[TASK REQUIREMENTS]: Go through the listing below and return each line that includes "type".

── THE DATA ──

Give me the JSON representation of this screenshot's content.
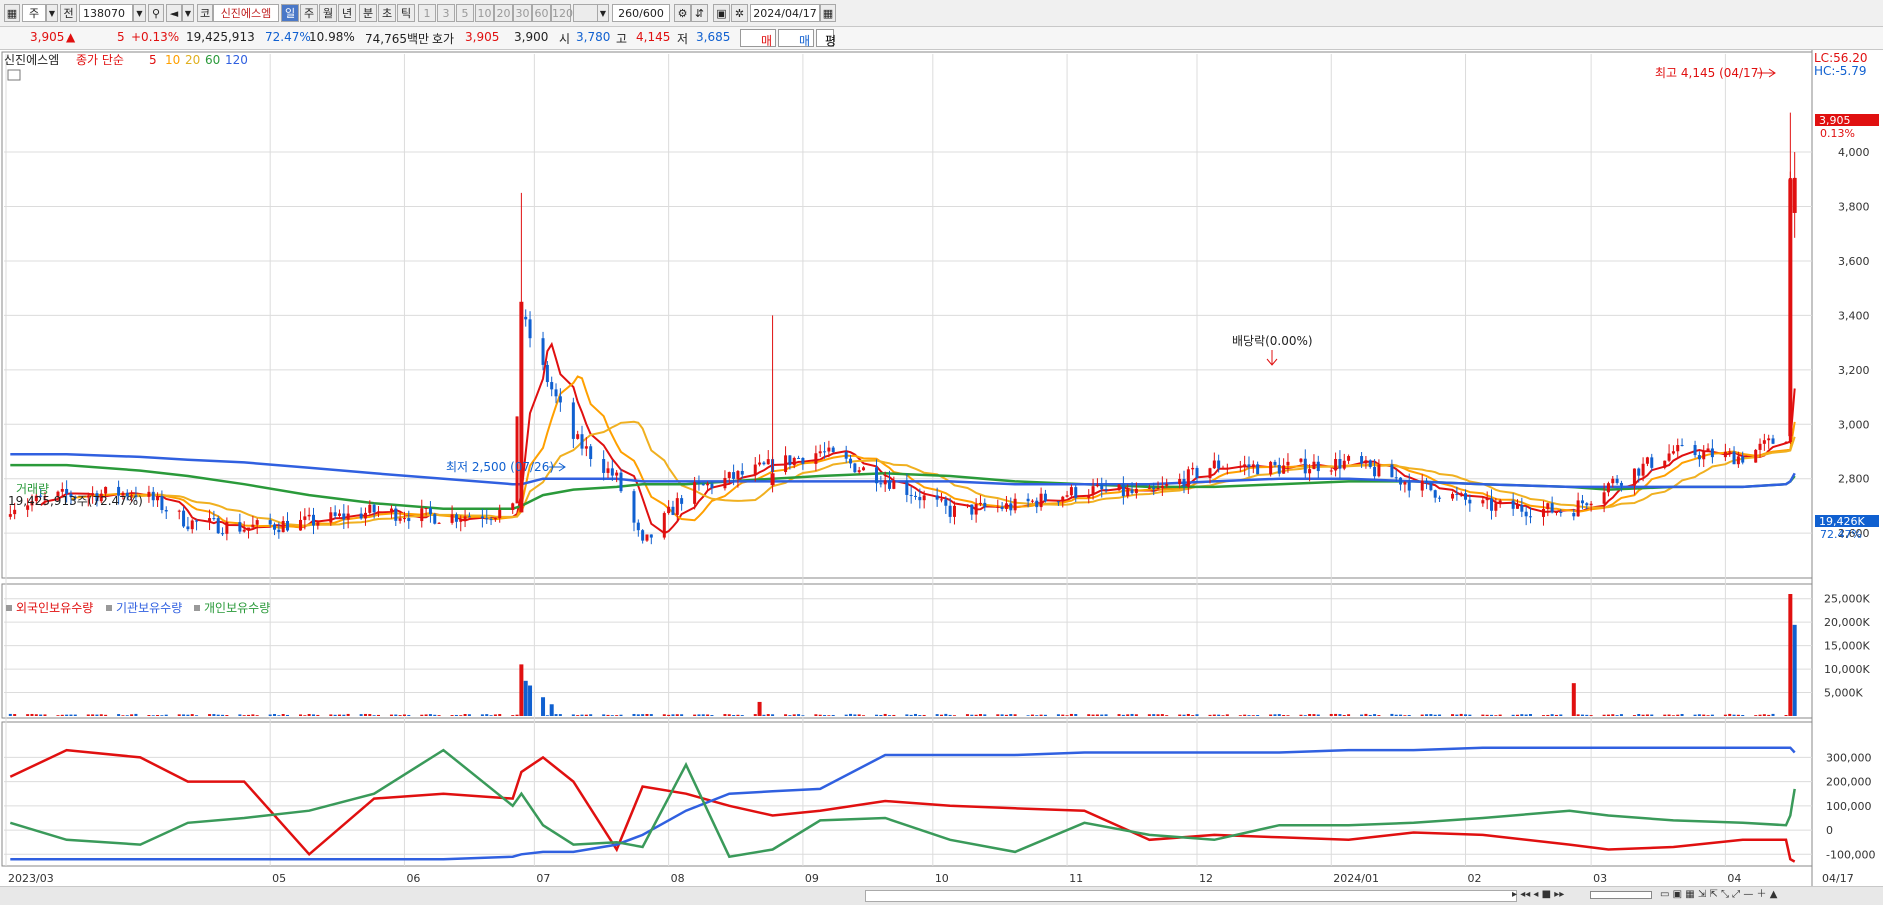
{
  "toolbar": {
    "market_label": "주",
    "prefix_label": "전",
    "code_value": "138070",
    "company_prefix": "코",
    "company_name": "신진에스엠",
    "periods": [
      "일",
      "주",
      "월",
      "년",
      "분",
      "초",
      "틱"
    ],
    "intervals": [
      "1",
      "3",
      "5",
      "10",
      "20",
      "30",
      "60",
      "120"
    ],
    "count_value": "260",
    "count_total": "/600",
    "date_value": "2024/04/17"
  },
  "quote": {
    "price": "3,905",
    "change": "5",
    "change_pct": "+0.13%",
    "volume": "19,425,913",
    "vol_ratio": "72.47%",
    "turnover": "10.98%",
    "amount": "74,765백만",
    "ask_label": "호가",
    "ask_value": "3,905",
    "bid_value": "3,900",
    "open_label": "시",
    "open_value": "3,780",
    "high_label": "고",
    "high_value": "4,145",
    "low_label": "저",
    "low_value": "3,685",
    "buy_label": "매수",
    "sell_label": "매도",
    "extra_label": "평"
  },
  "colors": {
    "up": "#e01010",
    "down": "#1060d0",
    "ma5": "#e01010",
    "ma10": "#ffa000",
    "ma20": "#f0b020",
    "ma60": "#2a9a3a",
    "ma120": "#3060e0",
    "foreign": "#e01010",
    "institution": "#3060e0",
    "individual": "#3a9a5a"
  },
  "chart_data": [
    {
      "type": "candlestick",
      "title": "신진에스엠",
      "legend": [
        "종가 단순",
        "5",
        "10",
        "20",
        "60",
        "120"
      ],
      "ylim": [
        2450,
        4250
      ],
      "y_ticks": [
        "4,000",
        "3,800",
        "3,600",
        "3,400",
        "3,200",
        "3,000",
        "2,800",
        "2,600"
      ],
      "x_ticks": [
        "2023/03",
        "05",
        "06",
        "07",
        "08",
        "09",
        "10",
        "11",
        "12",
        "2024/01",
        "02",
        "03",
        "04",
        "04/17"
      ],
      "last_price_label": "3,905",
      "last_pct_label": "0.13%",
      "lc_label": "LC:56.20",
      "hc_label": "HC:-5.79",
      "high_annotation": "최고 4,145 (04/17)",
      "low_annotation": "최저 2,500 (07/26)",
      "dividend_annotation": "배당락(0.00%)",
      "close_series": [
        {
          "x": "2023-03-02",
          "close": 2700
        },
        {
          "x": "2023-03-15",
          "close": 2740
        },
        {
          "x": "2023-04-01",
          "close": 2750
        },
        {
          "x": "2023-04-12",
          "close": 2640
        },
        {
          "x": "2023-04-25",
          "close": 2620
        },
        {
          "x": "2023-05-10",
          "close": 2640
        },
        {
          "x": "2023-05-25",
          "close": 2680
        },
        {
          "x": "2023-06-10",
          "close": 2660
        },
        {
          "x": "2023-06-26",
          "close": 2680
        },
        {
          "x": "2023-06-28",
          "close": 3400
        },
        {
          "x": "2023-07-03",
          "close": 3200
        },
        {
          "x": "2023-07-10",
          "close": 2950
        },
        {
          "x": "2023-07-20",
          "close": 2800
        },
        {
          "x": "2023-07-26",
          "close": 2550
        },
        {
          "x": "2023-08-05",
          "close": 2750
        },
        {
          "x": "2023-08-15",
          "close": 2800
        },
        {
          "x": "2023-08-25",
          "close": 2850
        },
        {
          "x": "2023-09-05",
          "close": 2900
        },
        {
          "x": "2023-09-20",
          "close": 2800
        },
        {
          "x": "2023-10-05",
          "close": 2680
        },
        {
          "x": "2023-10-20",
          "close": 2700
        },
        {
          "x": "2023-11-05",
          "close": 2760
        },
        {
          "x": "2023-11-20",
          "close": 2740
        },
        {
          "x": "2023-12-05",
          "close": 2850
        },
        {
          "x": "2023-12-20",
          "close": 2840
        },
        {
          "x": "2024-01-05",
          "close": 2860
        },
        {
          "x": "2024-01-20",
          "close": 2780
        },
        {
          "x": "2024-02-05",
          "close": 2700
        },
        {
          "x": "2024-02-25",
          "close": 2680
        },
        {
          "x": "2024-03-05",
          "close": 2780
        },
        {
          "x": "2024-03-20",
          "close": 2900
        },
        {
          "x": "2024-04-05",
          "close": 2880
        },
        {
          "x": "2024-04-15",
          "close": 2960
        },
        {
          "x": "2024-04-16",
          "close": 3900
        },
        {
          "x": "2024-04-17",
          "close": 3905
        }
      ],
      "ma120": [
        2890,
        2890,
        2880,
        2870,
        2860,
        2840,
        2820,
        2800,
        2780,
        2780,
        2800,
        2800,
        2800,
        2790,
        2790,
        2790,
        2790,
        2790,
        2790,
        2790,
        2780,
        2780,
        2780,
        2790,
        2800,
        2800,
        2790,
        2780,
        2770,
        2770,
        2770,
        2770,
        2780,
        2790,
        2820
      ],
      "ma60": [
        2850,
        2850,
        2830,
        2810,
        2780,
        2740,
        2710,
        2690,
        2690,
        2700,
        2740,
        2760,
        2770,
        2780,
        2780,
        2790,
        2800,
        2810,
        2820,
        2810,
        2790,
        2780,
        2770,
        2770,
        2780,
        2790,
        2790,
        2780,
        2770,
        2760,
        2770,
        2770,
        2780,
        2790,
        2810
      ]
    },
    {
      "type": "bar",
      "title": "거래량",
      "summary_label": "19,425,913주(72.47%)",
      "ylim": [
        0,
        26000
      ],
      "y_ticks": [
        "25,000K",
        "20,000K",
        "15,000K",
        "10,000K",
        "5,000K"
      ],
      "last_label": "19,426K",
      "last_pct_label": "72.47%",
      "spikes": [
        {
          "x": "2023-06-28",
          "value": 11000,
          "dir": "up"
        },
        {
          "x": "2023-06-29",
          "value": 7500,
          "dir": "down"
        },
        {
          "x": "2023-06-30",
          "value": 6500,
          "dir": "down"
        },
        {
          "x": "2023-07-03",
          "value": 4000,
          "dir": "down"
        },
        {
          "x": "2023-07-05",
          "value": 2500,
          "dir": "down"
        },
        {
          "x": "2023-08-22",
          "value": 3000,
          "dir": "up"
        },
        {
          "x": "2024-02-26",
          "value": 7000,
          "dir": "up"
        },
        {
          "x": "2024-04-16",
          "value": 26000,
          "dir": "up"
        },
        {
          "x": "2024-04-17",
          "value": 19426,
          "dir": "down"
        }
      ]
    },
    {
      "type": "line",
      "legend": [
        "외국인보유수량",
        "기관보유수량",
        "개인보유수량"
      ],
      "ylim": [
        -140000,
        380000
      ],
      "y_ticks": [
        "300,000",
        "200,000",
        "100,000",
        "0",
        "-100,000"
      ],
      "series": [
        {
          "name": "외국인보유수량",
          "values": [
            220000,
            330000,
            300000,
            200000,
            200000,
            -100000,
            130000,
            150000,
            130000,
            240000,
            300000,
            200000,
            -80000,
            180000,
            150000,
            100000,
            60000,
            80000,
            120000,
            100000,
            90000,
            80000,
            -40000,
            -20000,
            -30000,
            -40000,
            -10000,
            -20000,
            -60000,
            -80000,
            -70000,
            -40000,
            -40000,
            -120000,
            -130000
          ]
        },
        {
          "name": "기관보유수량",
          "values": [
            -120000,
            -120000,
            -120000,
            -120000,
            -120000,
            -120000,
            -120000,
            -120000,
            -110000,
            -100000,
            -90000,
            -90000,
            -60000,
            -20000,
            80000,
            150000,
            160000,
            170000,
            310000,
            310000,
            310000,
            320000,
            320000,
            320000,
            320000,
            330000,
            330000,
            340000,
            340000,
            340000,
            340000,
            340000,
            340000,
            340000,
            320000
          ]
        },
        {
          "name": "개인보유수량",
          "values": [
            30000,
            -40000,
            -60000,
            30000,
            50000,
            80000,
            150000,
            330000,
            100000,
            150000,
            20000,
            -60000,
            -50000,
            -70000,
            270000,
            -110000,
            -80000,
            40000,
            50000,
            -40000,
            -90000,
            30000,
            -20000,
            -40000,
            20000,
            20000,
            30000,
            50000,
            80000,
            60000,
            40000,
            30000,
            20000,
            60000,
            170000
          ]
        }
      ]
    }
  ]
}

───
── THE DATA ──

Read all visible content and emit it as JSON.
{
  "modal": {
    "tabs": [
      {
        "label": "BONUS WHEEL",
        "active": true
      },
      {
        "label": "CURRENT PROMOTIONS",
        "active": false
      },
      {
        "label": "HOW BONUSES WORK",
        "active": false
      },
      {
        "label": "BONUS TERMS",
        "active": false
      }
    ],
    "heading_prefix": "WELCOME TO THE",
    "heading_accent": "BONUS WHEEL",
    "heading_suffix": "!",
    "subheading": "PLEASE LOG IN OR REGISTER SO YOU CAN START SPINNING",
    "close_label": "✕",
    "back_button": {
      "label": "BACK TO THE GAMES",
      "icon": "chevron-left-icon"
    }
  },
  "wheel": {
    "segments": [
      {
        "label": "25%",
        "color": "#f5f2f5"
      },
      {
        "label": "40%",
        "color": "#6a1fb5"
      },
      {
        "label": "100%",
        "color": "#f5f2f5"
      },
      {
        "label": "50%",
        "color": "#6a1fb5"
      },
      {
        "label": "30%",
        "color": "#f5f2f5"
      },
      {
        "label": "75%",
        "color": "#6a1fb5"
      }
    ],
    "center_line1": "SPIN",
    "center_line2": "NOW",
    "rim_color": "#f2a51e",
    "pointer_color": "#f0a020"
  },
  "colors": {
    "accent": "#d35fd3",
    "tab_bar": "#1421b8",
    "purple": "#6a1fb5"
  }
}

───
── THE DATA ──

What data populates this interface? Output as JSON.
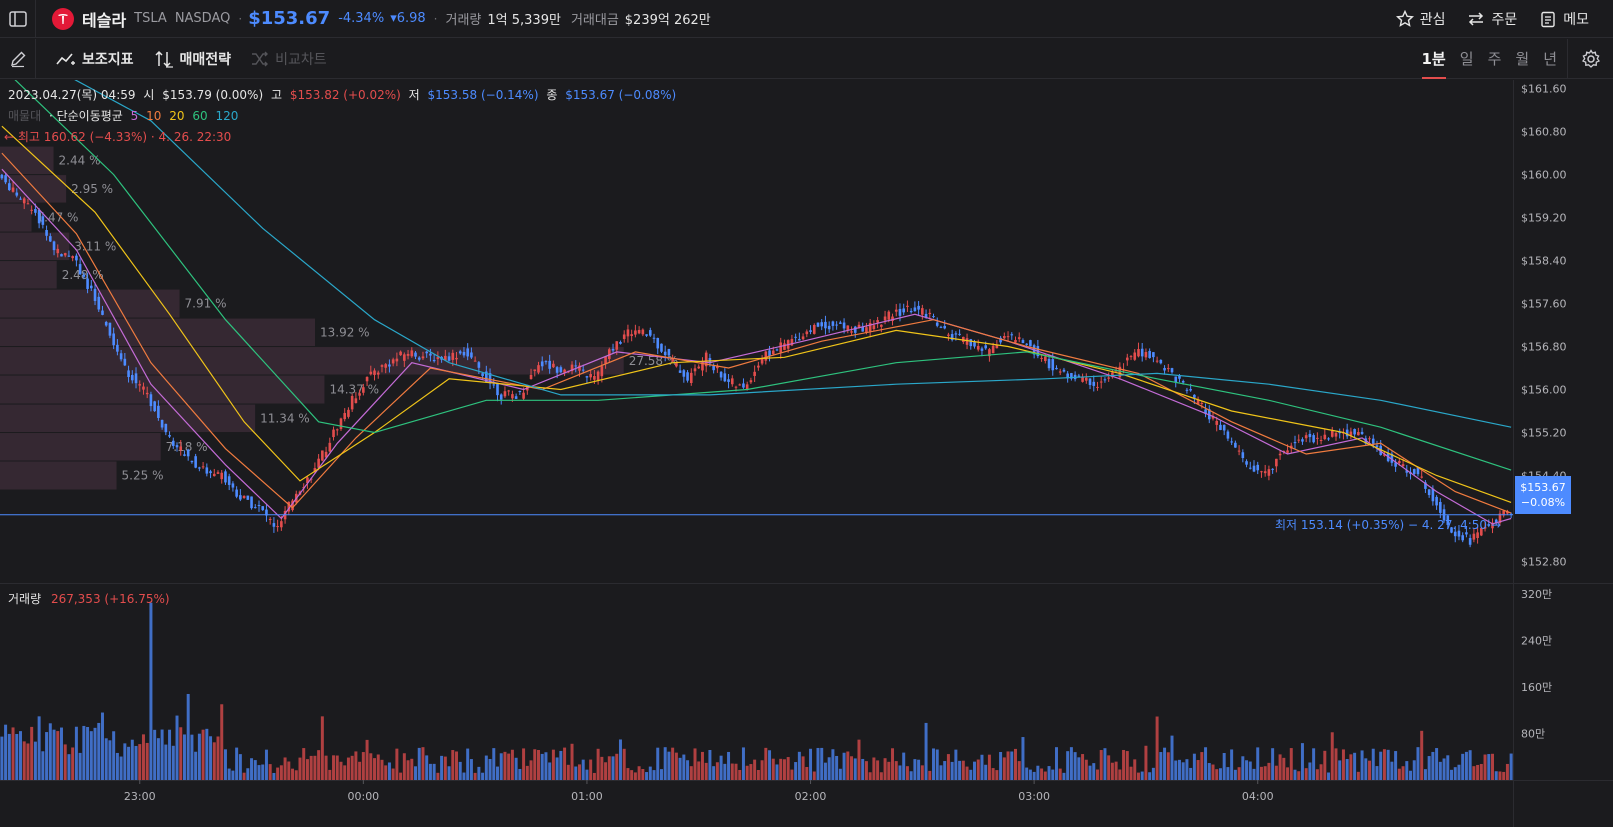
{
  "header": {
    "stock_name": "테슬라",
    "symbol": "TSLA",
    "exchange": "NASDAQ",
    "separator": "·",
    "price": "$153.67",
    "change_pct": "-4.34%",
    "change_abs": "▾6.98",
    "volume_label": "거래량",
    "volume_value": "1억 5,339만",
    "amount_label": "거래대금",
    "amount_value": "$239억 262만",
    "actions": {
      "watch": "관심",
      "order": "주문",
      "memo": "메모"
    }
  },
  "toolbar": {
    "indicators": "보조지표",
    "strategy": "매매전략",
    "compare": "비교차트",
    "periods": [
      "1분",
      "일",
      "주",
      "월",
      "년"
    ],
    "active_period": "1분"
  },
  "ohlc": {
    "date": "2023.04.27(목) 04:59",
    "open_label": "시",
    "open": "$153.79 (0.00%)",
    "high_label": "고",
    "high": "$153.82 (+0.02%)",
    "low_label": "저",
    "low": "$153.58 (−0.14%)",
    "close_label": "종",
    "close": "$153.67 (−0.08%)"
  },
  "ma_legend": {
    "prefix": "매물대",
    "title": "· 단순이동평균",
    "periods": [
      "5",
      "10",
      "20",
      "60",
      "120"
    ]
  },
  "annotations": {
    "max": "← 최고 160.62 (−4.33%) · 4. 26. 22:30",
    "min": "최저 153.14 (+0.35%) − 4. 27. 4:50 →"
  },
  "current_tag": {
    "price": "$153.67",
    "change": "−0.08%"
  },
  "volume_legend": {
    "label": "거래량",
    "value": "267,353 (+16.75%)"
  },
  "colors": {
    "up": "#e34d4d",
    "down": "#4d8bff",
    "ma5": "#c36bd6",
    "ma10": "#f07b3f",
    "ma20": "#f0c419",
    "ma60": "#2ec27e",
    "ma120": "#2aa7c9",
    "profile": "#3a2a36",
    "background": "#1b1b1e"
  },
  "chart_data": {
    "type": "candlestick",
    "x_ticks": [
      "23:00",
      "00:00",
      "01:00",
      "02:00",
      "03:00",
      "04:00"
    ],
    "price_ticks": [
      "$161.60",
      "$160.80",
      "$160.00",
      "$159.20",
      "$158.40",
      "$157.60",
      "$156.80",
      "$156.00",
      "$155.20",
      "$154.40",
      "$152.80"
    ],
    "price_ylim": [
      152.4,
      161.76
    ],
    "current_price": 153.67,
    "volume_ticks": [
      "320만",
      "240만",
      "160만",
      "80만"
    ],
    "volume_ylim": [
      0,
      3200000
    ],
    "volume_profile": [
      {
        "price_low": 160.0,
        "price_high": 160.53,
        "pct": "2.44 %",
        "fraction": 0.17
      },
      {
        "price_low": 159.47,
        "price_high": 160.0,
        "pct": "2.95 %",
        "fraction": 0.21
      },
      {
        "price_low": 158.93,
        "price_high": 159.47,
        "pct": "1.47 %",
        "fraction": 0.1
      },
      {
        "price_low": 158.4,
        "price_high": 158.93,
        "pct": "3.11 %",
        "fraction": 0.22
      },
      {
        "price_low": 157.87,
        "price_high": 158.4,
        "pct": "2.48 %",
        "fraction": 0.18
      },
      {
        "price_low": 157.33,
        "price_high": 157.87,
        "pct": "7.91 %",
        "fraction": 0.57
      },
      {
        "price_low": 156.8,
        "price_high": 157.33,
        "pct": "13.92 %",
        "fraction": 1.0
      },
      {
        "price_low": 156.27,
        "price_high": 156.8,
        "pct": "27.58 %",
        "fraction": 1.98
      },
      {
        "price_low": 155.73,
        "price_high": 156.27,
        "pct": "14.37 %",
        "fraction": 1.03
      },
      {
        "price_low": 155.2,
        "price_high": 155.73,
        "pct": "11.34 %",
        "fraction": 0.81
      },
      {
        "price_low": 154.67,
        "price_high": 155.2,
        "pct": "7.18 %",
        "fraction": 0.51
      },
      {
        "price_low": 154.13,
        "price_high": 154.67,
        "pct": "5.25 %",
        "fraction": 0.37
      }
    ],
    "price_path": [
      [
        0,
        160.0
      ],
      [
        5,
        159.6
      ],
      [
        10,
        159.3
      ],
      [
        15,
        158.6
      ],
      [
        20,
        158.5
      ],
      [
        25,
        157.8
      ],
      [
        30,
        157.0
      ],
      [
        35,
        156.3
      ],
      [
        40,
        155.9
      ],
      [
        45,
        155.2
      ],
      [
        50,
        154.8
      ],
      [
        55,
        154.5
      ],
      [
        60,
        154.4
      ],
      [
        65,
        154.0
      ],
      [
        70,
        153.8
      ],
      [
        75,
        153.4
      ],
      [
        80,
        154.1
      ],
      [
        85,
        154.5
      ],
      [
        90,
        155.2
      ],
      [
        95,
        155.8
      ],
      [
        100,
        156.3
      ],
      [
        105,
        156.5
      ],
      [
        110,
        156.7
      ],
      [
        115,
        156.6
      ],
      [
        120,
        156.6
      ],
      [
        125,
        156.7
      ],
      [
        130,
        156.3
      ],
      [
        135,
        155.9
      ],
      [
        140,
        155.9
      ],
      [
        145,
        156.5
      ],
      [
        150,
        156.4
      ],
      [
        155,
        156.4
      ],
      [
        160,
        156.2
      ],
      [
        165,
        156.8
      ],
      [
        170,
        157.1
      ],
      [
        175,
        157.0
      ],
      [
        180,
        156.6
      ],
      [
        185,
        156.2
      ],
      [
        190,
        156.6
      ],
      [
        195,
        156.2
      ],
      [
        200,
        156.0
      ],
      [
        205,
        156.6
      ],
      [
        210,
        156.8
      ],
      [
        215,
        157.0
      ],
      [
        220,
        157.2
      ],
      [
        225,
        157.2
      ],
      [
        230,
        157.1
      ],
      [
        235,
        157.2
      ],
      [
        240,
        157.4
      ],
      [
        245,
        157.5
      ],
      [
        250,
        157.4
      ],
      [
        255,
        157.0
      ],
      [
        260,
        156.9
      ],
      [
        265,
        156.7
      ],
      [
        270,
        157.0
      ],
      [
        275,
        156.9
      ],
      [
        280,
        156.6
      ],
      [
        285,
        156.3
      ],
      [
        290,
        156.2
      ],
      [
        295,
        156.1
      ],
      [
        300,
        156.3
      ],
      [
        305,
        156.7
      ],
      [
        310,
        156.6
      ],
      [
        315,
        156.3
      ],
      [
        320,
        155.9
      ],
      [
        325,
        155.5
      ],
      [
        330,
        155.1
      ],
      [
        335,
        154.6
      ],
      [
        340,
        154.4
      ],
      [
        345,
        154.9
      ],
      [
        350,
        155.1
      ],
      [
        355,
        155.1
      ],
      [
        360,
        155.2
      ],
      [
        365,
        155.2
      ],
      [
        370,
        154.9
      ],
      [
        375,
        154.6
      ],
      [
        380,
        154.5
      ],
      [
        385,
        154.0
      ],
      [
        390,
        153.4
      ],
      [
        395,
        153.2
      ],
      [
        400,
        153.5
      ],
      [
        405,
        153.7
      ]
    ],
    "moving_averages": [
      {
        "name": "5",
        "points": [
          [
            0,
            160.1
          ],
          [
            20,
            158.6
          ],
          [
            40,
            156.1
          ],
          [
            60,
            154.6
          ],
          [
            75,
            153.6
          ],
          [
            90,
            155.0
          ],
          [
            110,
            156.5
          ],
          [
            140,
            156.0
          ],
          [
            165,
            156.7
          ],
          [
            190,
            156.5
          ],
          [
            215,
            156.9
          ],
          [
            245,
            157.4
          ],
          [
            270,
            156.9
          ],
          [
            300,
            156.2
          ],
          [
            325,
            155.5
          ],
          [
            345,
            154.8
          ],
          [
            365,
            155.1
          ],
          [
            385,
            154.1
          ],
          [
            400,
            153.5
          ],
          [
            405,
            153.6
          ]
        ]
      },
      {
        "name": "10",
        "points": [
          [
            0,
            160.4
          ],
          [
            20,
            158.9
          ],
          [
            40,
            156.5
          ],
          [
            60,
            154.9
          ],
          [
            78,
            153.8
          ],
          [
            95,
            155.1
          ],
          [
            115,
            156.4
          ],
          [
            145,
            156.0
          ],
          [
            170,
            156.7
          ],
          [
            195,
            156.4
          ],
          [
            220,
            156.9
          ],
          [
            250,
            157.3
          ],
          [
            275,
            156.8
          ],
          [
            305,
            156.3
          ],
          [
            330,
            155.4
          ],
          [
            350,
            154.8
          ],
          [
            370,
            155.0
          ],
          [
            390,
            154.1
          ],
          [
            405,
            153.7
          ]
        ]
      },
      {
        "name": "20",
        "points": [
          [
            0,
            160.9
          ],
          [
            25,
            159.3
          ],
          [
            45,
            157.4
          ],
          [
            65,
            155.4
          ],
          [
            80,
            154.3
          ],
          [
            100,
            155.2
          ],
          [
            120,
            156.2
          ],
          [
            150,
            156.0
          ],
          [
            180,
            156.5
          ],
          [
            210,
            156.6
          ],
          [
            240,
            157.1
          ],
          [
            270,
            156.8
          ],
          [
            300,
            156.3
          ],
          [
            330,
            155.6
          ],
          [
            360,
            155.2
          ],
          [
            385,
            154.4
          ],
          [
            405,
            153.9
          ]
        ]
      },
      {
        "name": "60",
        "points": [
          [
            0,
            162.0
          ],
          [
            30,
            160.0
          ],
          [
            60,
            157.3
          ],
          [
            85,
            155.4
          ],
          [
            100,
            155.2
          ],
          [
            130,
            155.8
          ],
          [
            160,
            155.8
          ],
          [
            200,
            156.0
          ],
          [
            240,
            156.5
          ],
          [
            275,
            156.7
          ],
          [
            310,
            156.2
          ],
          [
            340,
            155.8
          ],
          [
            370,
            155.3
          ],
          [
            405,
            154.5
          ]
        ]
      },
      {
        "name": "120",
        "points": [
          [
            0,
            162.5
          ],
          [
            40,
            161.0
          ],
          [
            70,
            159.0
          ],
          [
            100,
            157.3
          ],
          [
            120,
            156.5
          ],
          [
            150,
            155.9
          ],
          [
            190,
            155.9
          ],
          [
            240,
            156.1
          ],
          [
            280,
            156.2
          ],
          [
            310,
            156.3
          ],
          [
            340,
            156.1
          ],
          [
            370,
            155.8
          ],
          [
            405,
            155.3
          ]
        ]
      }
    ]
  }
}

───

[EXERCISE OUTPUT]:
      "type": "candlestick",
      "type": "bar",
      "type": "line",
    "type": "candlestick",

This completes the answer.